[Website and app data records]
=====
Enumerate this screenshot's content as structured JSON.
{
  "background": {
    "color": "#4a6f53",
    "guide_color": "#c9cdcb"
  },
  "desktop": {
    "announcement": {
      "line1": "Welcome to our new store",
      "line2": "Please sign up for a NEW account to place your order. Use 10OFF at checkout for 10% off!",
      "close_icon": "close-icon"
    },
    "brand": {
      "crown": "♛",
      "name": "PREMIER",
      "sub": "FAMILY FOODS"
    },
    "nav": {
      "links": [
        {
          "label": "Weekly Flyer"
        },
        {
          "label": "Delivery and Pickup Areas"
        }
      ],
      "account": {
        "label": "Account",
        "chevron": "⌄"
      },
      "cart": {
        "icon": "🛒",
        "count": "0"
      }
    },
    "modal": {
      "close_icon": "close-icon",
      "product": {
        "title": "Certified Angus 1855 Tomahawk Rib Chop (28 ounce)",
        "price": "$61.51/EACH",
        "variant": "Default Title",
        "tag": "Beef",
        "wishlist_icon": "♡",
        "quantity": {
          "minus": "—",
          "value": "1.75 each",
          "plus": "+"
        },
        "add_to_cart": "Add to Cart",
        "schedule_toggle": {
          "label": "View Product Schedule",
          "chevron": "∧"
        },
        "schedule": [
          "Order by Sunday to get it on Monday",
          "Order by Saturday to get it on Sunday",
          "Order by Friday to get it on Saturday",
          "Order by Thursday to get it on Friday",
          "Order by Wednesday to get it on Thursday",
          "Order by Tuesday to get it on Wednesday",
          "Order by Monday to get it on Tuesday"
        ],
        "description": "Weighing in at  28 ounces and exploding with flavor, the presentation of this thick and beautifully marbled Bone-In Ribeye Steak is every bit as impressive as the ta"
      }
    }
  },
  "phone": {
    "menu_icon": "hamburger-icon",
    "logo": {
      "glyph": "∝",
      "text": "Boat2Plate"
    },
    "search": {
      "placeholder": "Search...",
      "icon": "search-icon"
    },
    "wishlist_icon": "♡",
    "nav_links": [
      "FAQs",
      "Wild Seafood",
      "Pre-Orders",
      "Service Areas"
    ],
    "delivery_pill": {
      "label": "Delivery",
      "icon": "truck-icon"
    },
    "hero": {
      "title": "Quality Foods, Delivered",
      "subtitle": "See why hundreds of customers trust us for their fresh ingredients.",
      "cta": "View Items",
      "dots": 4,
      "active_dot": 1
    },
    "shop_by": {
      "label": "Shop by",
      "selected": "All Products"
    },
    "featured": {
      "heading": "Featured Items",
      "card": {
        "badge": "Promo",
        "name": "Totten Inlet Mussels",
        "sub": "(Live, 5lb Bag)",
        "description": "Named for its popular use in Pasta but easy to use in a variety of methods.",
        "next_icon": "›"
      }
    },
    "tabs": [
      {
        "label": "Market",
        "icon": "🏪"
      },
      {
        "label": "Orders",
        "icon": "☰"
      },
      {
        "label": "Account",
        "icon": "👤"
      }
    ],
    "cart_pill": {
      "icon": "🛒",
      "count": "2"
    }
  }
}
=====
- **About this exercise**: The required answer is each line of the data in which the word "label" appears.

- **Response to this task**:
          "label": "Weekly Flyer"
          "label": "Delivery and Pickup Areas"
        "label": "Account",
          "label": "View Product Schedule",
      "label": "Delivery",
      "label": "Shop by",
        "label": "Market",
        "label": "Orders",
        "label": "Account",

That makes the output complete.